Lincoln mainstay, Big Daddy Caleb, ended the night at the 1867 Bar with his dynamic group, The Chargers. Formed in August 2016, this soul/blues-rock group played as if it had been together for decades. The band consists of Caleb Whisenhunt (vocals), Ben Curran (guitar), Gregg Interdonato (bass), Jeremiah Weir (piano/organ), Joe Fox (drums) and Matt Richardson (guitar). Whisenhunt led the show with his moving voice, progressing from a bluesy rasp to a smooth cry that was complemented by Curran’s virtuosic playing. The group has yet to release any albums but for as prolific of performers as they are, it wouldn’t be hard to catch a show around town. The group’s music can be heard online.
The Killigans at Duffy’s Tavern
Ending the evening on a high-energy note at Duffy’s, longtime Lincoln performers The Killigans started their set with a round of shots. Known for their 15-year-long tradition of Christmas and St.Patrick’s Day shows, the Killigans brought their classic Irish rock energy and longtime fan based to the snowy evening. The first time playing Lincoln Exposed in five years, this show also marked the first appearance of drummer Mikey Elfers with The Killigans. Elfers himself also played the festival as apart of the oil-fueled pop-synth group, Thirst Things First. The Killigans setlist included favorite rock ballads paying tribute to Lincoln, Grand Island, and their favorite bartenders. The six-person band creates a commanding stage presence with a four-man front line of singers and guitarists rocking in perfect synchronization. Songs heavy with chants, accordion flares and rock breakdowns, the Killigans more than lived up with their reputation. The group drew an enthusiastic crowd of dancing and jumping fans.
Powerful Science at Bodega’s Alley
Never in danger of taking themselves too seriously, the dream pop-esque group Powerful Science closed Bodega’s with a wall-to-wall crowd of friends and fans. Missing their synth player John Friedal, the group carried on as a three-piece. Starting the set with a favorite conspiracy-laden song, “Flat Earth,” the crowd arrived ready to dance.
“Use your heads people!” joked keyboard and synth player Joshua Miller as the song ended. The group’s sound uses constructive dissonance and electronic abstractions to create loops and jumps into their light-hearted dance-worthy performances. Keyboardist and vocalist Emma Lyness sets the tone for Powerful Science has her airy, captivating voice brings indie-style lyrics into the band’s broken down pop soundscape. A highly improvisational performance, the group played with timings, repetitions, and the structure of each chorus as the night went on. Powerful Science released their sixth album SLiME, on Bandcamp in January
Seymour at 1867 Bar

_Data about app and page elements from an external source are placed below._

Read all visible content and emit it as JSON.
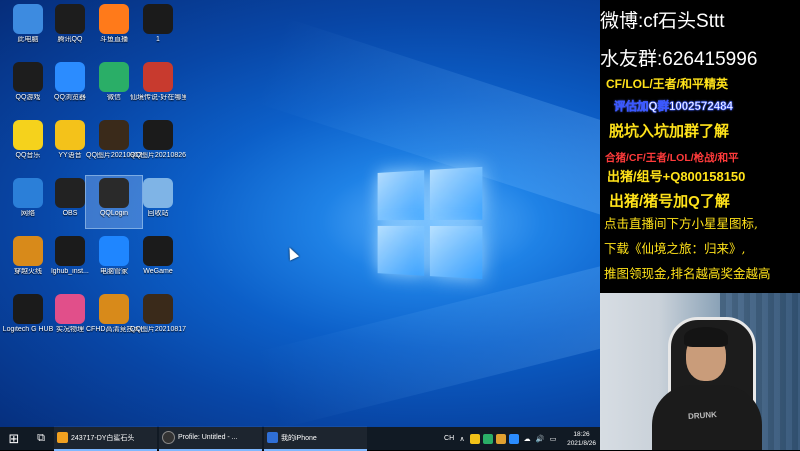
{
  "desktop": {
    "icons": [
      {
        "label": "此电脑",
        "icon": "computer-icon",
        "color": "#3d8be0"
      },
      {
        "label": "腾讯QQ",
        "icon": "qq-penguin-icon",
        "color": "#1d1d1d"
      },
      {
        "label": "斗鱼直播",
        "icon": "douyu-icon",
        "color": "#ff7a1a"
      },
      {
        "label": "1",
        "icon": "image-file-icon",
        "color": "#1b1b1b"
      },
      {
        "label": "QQ游戏",
        "icon": "qq-game-icon",
        "color": "#1d1d1d"
      },
      {
        "label": "QQ浏览器",
        "icon": "qq-browser-icon",
        "color": "#2b8cff"
      },
      {
        "label": "微信",
        "icon": "wechat-icon",
        "color": "#2aae67"
      },
      {
        "label": "仙境传说-好在哪里",
        "icon": "game-icon",
        "color": "#c83a2e"
      },
      {
        "label": "QQ音乐",
        "icon": "qq-music-icon",
        "color": "#f5d21c"
      },
      {
        "label": "YY语音",
        "icon": "yy-icon",
        "color": "#f4c21a"
      },
      {
        "label": "QQ图片20210802...",
        "icon": "image-file-icon",
        "color": "#3a2a1a"
      },
      {
        "label": "QQ图片20210826...",
        "icon": "image-file-icon",
        "color": "#1b1b1b"
      },
      {
        "label": "网络",
        "icon": "network-icon",
        "color": "#2b7fd8"
      },
      {
        "label": "OBS",
        "icon": "obs-icon",
        "color": "#222222"
      },
      {
        "label": "QQLogin",
        "icon": "cf-logo-icon",
        "color": "#2a2a2a"
      },
      {
        "label": "回收站",
        "icon": "recycle-bin-icon",
        "color": "#7fb4e6"
      },
      {
        "label": "穿越火线",
        "icon": "crossfire-icon",
        "color": "#d88a1a"
      },
      {
        "label": "lghub_inst...",
        "icon": "logitech-icon",
        "color": "#1b1b1b"
      },
      {
        "label": "电脑管家",
        "icon": "shield-icon",
        "color": "#1f86ff"
      },
      {
        "label": "WeGame",
        "icon": "wegame-icon",
        "color": "#1b1b1b"
      },
      {
        "label": "Logitech G HUB",
        "icon": "logitech-icon",
        "color": "#1b1b1b"
      },
      {
        "label": "实况物理",
        "icon": "colorful-app-icon",
        "color": "#e14f8a"
      },
      {
        "label": "CFHD高清竞技大区",
        "icon": "crossfire-icon",
        "color": "#d88a1a"
      },
      {
        "label": "QQ图片20210817...",
        "icon": "image-file-icon",
        "color": "#3a2a1a"
      }
    ]
  },
  "taskbar": {
    "start_label": "⊞",
    "taskview_label": "⧉",
    "tasks": [
      {
        "label": "243717-DY白鲨石头",
        "color": "#f0a020"
      },
      {
        "label": "Profile: Untitled - ...",
        "color": "#333333"
      },
      {
        "label": "我的iPhone",
        "color": "#2f6fd6"
      }
    ],
    "tray": [
      "CH",
      "∧",
      "●",
      "●",
      "●",
      "●",
      "☁",
      "🔊",
      "▭"
    ],
    "time": "18:26",
    "date": "2021/8/26"
  },
  "overlay": {
    "line1": "微博:cf石头Sttt",
    "line2": "水友群:626415996",
    "line3": "CF/LOL/王者/和平精英",
    "line4": "评估加Q群1002572484",
    "line5": "脱坑入坑加群了解",
    "line6": "合猪/CF/王者/LOL/枪战/和平",
    "line7": "出猪/组号+Q800158150",
    "line8": "出猪/猪号加Q了解",
    "line9": "点击直播间下方小星星图标,",
    "line10": "下载《仙境之旅：归来》,",
    "line11": "推图领现金,排名越高奖金越高"
  },
  "webcam": {
    "shirt_text": "DRUNK"
  }
}
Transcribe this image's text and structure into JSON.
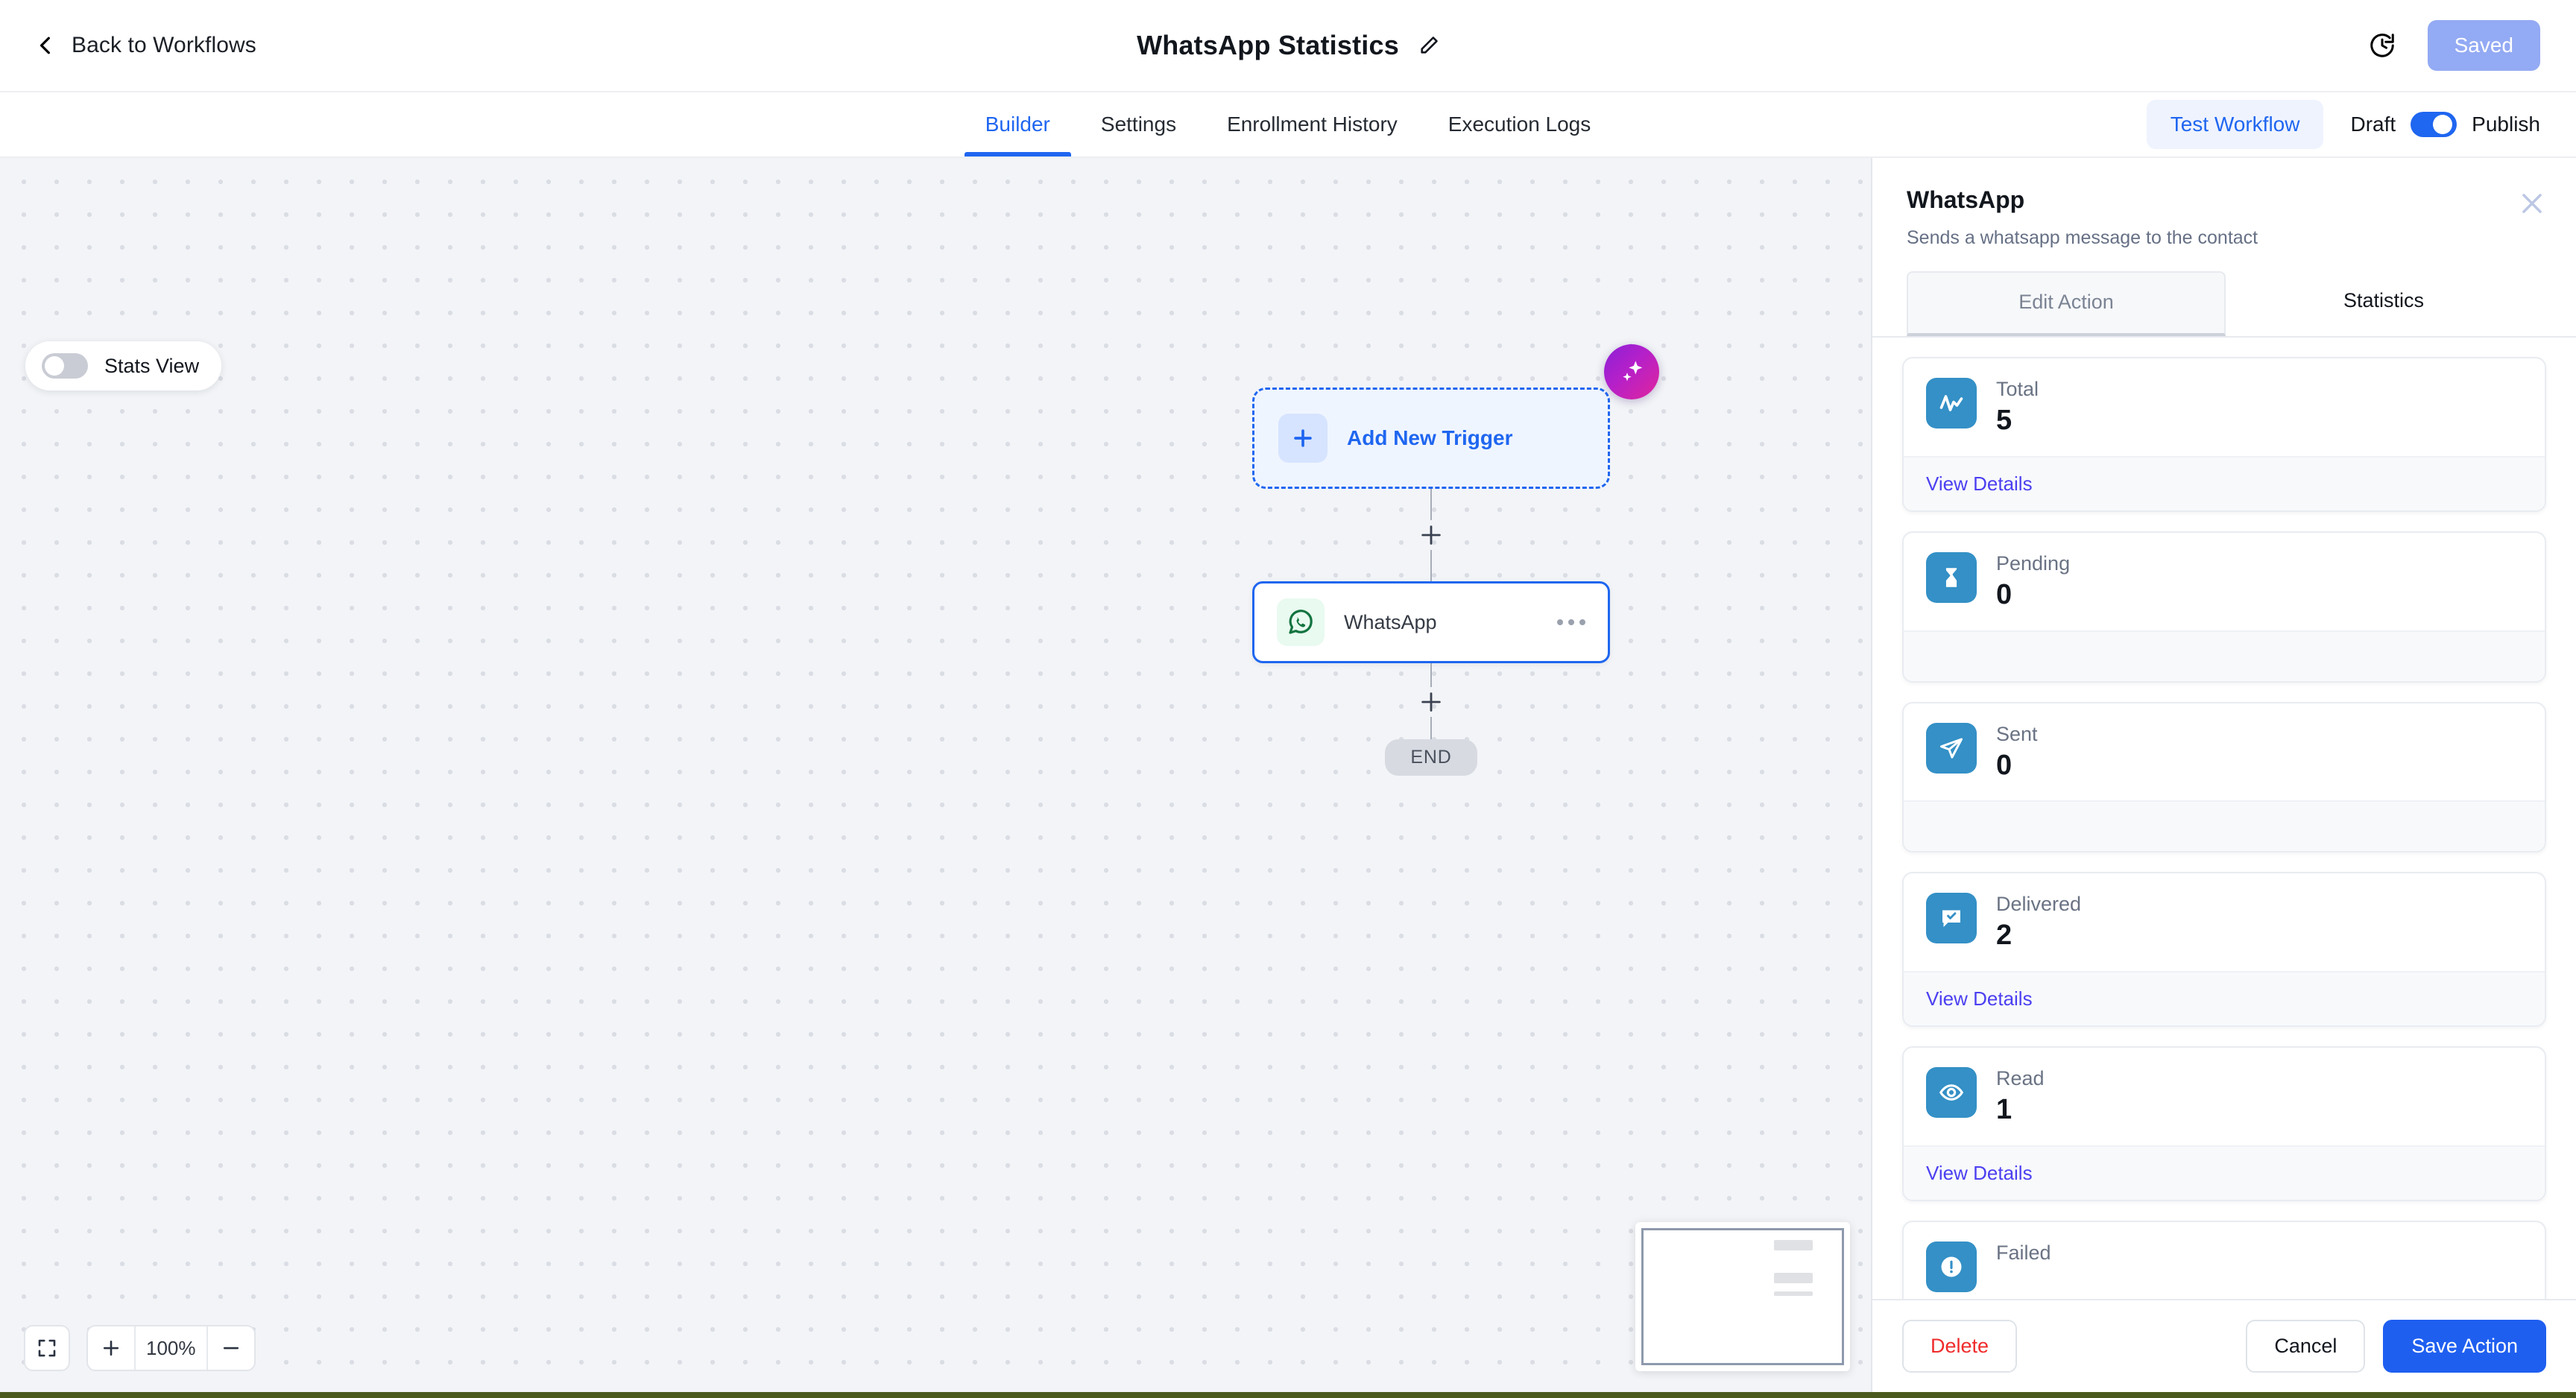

Representing the classic indie-rock sector of Lincoln’s scene, Seymour gave an upbeat, and well-executed performance on Friday. Working with a retro revival, melodic rock sound the four-piece group of young men showed up strong as the first band at 1867 Bar on Friday. Hints of surfer-style and blues rock guide the group into an upbeat, easy listening genre. Clean and harmonious lines from the guitarists classify the band in a growingly popular indie style along the lines of Twin Peaks and Real Estate. Having played together since 2011, Seymour recently started playing shows this past winter. Lincoln Exposed has been a chance for the group to perfect their live sound. The group has recorded two EPs, They Live released in June of last year, and X1, released in December.